Where costume is concerned, the highlight is the finale where Lola saves the day accompanied by her Angels dressed in six fantastically glamourous costumes on various themes. From a Rule Britannia girl to a Vivienne Westwood inspired tartan number, yes the Austrian ballet wore something similar in the Vienna New Year’s Day concert a couple of years ago. The finale is a celebration of glitz and glamour and of course the all-important Kinky Boots; all the cast, even the women join on stage dressed in a pair. More risqué costumes are sported by the angels in the Simon (Lola) vs Dom boxing scene. While in ‘Hold me in your Heart’ Lola is dressed in a Shirley Bassey style flowing gown. The look is so feminine for a second you almost forget she is a drag queen.
|The Finale and the Boots|
Kinky Boots is probably one of the best musicals I have seen, it is so much fun with uplifting songs, fab choreography and a positive story I would definitely go see it again I left the theatre wanting to strut in a pair of kinky boots myself!
Transferred from Broadway Disneys Aladdin brings tio life the much loved animated film for stage.

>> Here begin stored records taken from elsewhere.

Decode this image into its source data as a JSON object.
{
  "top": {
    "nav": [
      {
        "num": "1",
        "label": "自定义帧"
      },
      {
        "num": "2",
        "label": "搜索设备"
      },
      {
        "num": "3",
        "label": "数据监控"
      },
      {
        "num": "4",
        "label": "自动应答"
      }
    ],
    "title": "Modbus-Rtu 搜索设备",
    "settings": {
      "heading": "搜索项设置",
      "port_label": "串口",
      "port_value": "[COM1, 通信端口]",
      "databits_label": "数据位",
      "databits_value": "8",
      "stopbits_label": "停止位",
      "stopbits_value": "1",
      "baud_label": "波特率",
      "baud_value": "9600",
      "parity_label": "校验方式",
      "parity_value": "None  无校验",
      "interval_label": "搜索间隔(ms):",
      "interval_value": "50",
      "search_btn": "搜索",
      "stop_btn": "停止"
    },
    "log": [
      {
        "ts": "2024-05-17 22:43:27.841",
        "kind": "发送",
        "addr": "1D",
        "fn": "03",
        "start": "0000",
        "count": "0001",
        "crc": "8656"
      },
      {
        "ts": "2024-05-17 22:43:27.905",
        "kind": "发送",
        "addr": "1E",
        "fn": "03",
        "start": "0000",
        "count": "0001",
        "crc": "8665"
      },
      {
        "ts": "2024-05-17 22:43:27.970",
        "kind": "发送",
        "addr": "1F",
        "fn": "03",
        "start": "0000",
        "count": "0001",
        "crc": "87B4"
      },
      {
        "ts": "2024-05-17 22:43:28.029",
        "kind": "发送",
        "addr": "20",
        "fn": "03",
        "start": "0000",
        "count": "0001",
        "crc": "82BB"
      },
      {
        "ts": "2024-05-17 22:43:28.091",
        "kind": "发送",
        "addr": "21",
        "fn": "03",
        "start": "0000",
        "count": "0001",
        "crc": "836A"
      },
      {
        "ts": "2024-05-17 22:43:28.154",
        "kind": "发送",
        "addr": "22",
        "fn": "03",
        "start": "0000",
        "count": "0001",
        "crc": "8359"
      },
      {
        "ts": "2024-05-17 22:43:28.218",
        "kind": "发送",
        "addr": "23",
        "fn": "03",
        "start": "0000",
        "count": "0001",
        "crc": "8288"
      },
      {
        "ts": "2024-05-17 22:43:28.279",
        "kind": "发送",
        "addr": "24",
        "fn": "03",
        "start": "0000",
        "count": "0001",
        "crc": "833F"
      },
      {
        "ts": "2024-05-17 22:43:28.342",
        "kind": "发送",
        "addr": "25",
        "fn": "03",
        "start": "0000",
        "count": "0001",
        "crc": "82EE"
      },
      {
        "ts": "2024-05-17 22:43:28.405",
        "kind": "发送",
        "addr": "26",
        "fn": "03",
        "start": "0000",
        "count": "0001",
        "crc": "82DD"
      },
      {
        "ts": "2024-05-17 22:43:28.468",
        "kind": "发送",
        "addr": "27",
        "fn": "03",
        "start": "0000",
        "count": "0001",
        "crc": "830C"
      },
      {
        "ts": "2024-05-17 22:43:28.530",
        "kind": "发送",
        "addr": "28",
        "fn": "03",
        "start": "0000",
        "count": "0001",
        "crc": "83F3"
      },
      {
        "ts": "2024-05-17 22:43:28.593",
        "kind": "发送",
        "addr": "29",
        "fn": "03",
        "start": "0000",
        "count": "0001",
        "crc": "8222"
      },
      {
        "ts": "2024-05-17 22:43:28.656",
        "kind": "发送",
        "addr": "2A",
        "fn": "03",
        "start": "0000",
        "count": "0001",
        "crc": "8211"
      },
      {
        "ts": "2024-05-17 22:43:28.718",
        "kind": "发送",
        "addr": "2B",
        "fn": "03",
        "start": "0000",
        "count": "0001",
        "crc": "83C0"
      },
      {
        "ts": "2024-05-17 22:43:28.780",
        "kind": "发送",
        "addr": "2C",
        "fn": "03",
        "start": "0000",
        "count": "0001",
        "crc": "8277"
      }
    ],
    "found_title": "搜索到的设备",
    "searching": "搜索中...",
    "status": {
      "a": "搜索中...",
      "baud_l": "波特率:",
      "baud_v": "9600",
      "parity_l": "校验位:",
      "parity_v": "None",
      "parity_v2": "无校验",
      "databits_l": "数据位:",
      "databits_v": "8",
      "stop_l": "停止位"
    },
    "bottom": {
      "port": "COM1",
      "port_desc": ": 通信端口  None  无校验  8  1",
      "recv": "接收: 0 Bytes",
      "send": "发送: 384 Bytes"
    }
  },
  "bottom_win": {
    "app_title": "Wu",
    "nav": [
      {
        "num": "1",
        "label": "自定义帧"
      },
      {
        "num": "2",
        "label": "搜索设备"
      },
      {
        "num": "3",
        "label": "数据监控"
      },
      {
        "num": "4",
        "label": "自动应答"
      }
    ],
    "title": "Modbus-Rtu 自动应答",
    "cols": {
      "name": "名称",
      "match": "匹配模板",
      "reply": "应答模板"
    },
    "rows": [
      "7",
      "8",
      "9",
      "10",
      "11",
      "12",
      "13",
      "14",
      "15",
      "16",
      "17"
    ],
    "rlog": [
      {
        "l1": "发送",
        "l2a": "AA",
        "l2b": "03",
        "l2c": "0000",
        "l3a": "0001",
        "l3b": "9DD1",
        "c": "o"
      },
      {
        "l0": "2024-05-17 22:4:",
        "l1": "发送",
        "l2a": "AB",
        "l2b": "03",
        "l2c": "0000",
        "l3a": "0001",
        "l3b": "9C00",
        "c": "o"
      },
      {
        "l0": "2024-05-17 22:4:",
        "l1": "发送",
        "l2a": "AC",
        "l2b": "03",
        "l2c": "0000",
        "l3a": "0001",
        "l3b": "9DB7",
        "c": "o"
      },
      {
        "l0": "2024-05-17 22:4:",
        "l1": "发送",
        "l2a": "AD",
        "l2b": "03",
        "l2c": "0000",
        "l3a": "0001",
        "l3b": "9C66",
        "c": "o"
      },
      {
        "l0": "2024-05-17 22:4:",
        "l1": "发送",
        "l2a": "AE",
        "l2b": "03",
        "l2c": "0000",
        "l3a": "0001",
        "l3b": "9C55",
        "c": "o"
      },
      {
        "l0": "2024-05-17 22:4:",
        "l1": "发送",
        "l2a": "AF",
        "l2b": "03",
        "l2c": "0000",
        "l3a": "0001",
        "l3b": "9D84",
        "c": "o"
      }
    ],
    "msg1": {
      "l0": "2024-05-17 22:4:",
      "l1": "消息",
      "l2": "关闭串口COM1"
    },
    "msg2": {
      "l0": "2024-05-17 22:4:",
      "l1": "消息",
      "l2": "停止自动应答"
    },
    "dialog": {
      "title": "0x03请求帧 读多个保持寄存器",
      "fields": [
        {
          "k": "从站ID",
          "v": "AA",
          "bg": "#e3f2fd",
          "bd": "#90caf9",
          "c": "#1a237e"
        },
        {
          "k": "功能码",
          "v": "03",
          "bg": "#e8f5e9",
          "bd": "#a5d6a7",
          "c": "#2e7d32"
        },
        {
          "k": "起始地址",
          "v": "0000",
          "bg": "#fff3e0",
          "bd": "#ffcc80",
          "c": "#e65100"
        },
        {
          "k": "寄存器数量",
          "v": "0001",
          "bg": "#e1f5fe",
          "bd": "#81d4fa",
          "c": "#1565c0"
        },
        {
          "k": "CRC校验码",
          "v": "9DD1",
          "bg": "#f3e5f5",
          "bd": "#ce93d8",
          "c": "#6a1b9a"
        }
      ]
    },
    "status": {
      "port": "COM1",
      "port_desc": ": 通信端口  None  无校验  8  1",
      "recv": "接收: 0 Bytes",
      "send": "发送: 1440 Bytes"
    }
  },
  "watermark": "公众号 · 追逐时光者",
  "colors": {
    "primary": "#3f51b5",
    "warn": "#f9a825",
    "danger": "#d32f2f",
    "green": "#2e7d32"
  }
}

The show is one of visual splendour with no expense spared; mesmerizing and spellbinding the world of Acrabah is rendered in sumptuous jewel colours. The sets are lavish and extravagant. None more so than in the biggest number of the show ‘friend like me’ which sees the cave of wonders transform from gold encrusted cavern to dazzling skyscrapers. Complete with a tap sequence that is reminiscent of the classic razzamatazz musicals of old. This really is the highlight of the show as the ensemble twist and turn in an array of costumes and dance styles. Similar extended sequences are found in Prince Ali and Arabian Nights the opening number.
|Friend Like Me|
Trevor Dion Nicholas (imported from the Broadway production) is fantastic as the Genie providing
just the right amount of wit
and camp splendour. One of the highlights was his 2 minute medley of Disney songs
from other shows as part of friend like me, fabulously silly but very enjoyable.
|Trevor Dion Nicholas as the Genie|
There are some changes and additions from the film, Jasmines father the Sultan is portrayed as less of a buffoon more of a stately, believer in honesty figure, for me this loses the whole feeling of him being taken for a fool and being a comical character. Perhaps this was done to make room for other comic elements, per civically Aladdin’s friends Omar, Kassim and Babkak who provide much of the humour. Baddies Jafar and Iago create humourful baddies complete with ‘scary crackling laughs’.
The classic number ‘A Whole New World’ is a lovely poignant moment Aladdin ad Jasmine are highlighted by spotlights and are set against a backdrop of starry night sky. This simplistic but dazzling staging works well however personally I would have liked to have seen projections (as they are used in other parts of the show) to create the effect of them ‘flying around the world’ like it is portrayed in the film.Its clear Aladdin is a sumptuous show; almost a pantomime without the dame as Michael Billington from the guardian described it. In terms of authenticity to Asian culture it is a bad example of western appropriation on many levels but as a piece of warm hearted escapism it succeeds in bucket loads. A feast for the senses, it’s a show that will captivate young audiences and does justice to the original animated film which captivated my generation and older.
|A Whole New World|
|Aladdin a fabulous wonderful spectacle full of fun!|